BEGIN INFORMATION PROVIDED

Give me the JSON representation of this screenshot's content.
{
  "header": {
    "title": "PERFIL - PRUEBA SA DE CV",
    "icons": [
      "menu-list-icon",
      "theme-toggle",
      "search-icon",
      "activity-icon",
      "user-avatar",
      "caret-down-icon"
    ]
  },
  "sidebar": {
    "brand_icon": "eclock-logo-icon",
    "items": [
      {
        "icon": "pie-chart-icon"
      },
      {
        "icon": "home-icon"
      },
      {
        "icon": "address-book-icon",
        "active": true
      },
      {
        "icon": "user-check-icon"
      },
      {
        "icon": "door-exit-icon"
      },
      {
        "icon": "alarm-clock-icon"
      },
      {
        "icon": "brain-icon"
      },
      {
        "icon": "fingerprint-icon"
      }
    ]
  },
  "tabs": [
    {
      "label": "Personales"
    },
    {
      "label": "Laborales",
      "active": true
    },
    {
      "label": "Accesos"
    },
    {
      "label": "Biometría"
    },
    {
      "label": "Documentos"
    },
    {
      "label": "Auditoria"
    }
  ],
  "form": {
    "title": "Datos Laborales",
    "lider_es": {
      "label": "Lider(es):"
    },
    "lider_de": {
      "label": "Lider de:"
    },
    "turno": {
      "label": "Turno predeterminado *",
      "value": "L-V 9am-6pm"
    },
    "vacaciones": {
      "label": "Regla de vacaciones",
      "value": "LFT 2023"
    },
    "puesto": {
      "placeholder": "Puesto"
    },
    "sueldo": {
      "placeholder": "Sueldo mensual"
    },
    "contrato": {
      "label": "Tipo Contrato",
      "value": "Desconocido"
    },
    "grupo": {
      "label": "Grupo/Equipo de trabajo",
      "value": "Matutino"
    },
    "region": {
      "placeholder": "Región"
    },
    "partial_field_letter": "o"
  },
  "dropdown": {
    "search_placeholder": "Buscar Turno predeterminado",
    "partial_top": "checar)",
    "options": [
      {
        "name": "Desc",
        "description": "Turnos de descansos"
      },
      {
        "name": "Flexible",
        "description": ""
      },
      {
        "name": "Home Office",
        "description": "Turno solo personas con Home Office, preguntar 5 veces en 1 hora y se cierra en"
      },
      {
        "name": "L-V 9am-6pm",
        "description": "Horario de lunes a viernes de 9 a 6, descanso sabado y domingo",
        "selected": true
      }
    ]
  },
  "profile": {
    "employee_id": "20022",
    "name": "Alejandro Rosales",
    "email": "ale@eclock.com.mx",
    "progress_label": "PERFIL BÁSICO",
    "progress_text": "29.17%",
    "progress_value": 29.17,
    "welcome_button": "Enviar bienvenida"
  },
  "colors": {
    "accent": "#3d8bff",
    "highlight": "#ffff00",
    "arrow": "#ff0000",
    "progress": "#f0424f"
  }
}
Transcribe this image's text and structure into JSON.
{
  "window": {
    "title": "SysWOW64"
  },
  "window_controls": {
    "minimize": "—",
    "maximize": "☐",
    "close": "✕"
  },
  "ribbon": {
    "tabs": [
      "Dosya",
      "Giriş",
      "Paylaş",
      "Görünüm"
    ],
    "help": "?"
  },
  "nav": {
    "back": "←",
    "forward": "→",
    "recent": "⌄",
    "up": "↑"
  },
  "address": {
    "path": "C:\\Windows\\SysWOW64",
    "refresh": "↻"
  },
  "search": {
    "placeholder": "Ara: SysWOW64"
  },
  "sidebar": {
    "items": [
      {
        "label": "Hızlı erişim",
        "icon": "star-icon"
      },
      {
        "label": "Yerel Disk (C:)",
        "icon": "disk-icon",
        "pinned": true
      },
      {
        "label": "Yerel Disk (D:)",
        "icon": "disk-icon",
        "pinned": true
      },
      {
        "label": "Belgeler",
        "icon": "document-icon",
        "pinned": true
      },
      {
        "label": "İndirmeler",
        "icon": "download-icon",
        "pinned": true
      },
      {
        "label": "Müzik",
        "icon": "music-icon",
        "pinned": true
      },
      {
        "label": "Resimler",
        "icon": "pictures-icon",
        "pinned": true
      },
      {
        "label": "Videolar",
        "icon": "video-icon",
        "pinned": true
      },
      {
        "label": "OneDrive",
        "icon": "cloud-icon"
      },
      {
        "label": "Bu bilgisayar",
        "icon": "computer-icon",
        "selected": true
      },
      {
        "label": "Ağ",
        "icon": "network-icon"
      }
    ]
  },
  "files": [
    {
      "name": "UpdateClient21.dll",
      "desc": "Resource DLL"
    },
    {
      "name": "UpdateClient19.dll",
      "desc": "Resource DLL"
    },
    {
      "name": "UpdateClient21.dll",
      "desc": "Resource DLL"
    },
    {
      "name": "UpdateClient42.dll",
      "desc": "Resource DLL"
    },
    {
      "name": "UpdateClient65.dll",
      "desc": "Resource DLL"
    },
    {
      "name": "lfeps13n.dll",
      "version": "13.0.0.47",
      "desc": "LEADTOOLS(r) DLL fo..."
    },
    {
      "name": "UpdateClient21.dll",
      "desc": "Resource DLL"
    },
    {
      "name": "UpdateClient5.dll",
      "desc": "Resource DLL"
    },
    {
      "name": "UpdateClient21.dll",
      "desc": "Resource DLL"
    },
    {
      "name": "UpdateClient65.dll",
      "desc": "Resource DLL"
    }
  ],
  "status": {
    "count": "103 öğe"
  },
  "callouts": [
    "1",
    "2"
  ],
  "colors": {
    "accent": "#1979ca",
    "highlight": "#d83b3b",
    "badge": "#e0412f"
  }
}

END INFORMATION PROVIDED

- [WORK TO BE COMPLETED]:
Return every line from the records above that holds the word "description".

- [RESULT OF THIS EXERCISE]:
        "description": "Turnos de descansos"
        "description": ""
        "description": "Turno solo personas con Home Office, preguntar 5 veces en 1 hora y se cierra en"
        "description": "Horario de lunes a viernes de 9 a 6, descanso sabado y domingo",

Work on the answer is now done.